LOS ANGELES — The Los Angeles County Metropolitan Transportation Authority on Monday released the final environmental impact report for the nine-mile Westside Subway extension project estimated to cost between $5.6 billion and $6.2 billion.
The Metro board will make final decisions about the project at its April 26 board meeting.
The completion of the final EIR document marks a crucial milestone in Metro’s efforts to extend the line from Hollywood to the city’s Westside, as it will help secure federal funding as the project moves into its design phase, Los Angeles Mayor Antonio Villaraigosa, who is also Metro board chair, said in a statement.
The Westside Subway project would connect Westwood to the Red Line that runs from Hollywood to downtown Los Angeles. It is the most costly of the $15.2 billion in projects planned by Metro, which also includes a downtown regional connector and expansion of transit lines in the San Fernando and San Gabriel valleys.
After Metro’s board approves the EIR and the study gets a record of decision from the Federal Transit Administration, the project can enter the final design phase. Metro hopes to break ground by 2013.
Metro staff have proposed two construction schedules. One proposal is based on all the funding elements of the mayor’s accelerated plan to build 30 years worth of projects in 10 years, called America Fast Forward, and another follows the agency’s 30-year long range plan to its natural conclusion.
The $109 billion transportation bill passed by the U.S. Senate last week contains funding for a low-interest loan program that would help speed completion of the 12 rail projects proposed by the agency. The bill still has to pass the House and may not come to a vote there.

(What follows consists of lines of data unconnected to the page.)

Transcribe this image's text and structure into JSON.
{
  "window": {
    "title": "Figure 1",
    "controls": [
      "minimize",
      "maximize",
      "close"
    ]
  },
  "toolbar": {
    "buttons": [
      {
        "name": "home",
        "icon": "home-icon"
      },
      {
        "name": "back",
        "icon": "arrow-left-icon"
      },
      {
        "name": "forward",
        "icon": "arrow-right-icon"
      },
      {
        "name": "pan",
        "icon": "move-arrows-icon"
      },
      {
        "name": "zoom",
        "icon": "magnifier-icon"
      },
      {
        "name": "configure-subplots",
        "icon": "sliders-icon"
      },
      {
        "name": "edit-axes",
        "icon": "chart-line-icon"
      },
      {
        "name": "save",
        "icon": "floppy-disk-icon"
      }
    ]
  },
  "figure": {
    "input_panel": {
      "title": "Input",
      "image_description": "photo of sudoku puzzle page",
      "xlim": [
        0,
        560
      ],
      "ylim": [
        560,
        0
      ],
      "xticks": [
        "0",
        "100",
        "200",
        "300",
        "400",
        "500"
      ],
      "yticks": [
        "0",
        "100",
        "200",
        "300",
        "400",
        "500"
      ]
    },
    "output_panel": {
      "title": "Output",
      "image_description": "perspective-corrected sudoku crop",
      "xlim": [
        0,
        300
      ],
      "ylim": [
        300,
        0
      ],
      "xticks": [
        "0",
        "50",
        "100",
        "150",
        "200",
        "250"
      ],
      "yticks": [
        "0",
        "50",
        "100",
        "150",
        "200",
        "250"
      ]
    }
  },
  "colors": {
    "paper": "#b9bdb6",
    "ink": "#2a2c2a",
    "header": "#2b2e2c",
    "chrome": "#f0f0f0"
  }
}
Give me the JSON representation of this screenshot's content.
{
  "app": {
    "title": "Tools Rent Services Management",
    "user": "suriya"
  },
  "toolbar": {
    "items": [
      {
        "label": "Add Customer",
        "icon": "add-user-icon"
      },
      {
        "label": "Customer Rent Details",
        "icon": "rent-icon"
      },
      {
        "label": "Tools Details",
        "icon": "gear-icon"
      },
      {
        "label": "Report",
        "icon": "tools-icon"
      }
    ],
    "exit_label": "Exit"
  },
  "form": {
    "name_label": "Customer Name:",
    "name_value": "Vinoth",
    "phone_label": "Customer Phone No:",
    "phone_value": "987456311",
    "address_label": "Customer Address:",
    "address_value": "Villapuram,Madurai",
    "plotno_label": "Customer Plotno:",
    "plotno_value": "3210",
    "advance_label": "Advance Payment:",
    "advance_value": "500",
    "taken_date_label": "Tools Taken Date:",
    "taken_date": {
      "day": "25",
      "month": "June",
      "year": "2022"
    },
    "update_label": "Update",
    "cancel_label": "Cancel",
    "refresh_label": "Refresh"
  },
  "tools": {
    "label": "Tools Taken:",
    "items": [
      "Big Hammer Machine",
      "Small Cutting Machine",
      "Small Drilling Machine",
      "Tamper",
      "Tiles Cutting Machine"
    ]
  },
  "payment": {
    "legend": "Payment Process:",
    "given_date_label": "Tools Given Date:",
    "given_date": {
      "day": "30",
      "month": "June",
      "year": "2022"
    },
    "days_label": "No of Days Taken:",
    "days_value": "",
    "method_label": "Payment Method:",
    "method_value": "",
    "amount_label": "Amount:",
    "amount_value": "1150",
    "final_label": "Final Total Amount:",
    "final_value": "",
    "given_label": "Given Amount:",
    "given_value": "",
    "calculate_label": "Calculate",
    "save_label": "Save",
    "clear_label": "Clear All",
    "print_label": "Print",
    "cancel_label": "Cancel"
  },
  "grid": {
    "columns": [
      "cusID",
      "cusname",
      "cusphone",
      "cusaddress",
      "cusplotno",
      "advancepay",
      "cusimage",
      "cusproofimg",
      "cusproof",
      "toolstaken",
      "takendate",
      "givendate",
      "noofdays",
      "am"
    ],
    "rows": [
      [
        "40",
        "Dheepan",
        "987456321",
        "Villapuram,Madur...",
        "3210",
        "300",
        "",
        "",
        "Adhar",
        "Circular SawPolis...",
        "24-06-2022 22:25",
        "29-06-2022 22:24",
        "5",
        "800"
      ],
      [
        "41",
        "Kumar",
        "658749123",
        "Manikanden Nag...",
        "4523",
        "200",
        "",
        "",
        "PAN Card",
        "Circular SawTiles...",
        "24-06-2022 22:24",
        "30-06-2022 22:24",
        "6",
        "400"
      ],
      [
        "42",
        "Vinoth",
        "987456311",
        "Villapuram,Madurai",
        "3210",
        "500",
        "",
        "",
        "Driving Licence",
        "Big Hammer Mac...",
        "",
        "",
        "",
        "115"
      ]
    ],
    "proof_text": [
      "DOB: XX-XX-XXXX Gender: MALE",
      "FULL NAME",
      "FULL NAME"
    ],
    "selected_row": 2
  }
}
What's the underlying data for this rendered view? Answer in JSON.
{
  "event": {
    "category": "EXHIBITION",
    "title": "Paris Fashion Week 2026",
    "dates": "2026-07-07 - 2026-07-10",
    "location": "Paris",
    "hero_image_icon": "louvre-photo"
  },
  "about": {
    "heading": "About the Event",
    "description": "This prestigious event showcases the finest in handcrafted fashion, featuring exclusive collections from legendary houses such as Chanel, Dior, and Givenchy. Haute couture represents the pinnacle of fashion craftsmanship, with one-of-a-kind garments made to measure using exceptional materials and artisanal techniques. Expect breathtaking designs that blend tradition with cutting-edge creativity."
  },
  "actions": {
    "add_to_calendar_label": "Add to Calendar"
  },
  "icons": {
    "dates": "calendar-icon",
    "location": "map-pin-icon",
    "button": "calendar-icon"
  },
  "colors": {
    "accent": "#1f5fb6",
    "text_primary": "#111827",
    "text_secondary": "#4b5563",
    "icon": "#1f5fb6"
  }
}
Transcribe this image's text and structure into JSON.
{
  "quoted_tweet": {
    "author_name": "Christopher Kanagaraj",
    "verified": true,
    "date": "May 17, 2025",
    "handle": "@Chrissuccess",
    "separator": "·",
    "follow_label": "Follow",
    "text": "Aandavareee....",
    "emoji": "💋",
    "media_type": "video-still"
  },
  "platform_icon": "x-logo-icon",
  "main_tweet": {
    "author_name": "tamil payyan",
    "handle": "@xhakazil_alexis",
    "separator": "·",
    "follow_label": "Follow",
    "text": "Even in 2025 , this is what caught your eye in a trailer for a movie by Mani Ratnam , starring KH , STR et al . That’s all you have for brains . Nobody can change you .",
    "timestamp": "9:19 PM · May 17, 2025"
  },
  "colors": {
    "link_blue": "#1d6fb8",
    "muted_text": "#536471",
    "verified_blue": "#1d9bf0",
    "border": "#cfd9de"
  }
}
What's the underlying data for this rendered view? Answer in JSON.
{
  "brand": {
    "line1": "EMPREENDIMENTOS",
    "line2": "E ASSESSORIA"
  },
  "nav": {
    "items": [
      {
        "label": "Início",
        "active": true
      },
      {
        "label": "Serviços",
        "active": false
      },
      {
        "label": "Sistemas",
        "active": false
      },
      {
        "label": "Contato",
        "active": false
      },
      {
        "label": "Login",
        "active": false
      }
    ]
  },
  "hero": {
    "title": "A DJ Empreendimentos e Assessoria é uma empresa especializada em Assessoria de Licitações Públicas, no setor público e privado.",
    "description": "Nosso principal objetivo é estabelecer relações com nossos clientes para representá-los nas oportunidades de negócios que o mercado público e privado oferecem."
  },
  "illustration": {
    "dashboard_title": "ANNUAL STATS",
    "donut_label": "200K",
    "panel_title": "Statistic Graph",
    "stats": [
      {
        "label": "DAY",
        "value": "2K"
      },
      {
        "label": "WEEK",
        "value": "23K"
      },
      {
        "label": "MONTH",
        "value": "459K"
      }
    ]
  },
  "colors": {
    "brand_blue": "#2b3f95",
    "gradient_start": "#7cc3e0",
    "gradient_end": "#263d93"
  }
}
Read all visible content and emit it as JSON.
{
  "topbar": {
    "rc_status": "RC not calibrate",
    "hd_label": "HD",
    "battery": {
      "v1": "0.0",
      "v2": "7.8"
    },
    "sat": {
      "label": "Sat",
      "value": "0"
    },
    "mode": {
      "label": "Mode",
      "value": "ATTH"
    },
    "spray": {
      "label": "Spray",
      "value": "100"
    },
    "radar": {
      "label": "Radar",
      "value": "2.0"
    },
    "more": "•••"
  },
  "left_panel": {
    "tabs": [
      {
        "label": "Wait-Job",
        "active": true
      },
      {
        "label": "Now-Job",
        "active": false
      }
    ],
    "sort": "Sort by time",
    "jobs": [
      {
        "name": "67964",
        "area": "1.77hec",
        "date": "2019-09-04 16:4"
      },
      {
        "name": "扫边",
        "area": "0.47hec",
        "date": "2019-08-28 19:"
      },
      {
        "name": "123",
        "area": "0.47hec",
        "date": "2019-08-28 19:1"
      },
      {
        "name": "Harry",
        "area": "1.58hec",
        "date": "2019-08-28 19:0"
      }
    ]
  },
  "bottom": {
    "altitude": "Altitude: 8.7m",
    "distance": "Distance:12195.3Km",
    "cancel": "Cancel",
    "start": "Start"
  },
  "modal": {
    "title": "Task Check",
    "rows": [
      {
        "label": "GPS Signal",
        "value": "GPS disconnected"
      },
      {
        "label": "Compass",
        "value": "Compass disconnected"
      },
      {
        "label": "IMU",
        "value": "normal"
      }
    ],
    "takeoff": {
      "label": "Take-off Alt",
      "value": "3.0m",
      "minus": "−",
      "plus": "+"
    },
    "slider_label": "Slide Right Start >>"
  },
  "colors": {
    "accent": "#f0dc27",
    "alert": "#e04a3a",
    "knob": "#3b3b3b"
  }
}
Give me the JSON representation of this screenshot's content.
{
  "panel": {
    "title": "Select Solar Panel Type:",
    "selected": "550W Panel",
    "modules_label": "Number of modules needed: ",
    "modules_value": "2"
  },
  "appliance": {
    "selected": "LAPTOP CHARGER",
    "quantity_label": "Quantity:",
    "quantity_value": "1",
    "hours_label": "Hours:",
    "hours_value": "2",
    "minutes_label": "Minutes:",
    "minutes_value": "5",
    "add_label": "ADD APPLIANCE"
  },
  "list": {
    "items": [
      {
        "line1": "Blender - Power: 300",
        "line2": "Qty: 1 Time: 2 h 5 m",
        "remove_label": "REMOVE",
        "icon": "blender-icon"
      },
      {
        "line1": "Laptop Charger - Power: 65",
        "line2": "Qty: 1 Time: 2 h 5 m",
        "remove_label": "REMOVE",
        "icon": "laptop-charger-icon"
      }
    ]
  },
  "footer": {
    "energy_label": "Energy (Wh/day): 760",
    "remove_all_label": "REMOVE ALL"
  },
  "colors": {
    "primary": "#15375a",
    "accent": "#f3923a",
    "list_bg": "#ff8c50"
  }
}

If all sources of funding fall into place to achieve the mayor’s accelerated 10-year timeline, the entire line could be completed by 2022. If not, the line would be constructed in three phases, with the first section completed by 2022 and the final phase in 2036.
The cost for the speedier plan is estimated at $5.66 billion dollars, while the three-phased plan would cost $6.29 billion.
If Congress puts all the pieces in place, Metro expects to be first in line at the U.S. Department of Transportation’s door. It is seeking $3 billion in loans, which would be repaid from a half-cent sales tax. The loans, however, will not be enough to fund all the projects.
Metro hoped to fund $5.8 billion of the total long-range plan’s cost using a new class of qualified tax-credit bonds called qualified transportation improvement bonds. Legislation establishing those bonds is stuck in the House and was not included in the Senate’s recent bill.
The proposed bonds, issued by state or local issuers, would be taxable, and the federal government would subsidize most or all of the interest costs by granting investors annual tax credits in lieu of interest.
Alternatively, Metro hopes to extend Measure R, a half-cent sales tax, beyond its 2039 expiration date. California Assemblyman Mike Feuer, D-L.A., introduced legislation in February that would place the proposal, which has an as-yet-undefined expiration date, on the county’s November ballot. It would require a two-thirds majority to pass.
President Obama set aside $50 million for the Westside extension and $31 million for the regional connector in his budget. But Congress still needs to approve the appropriations.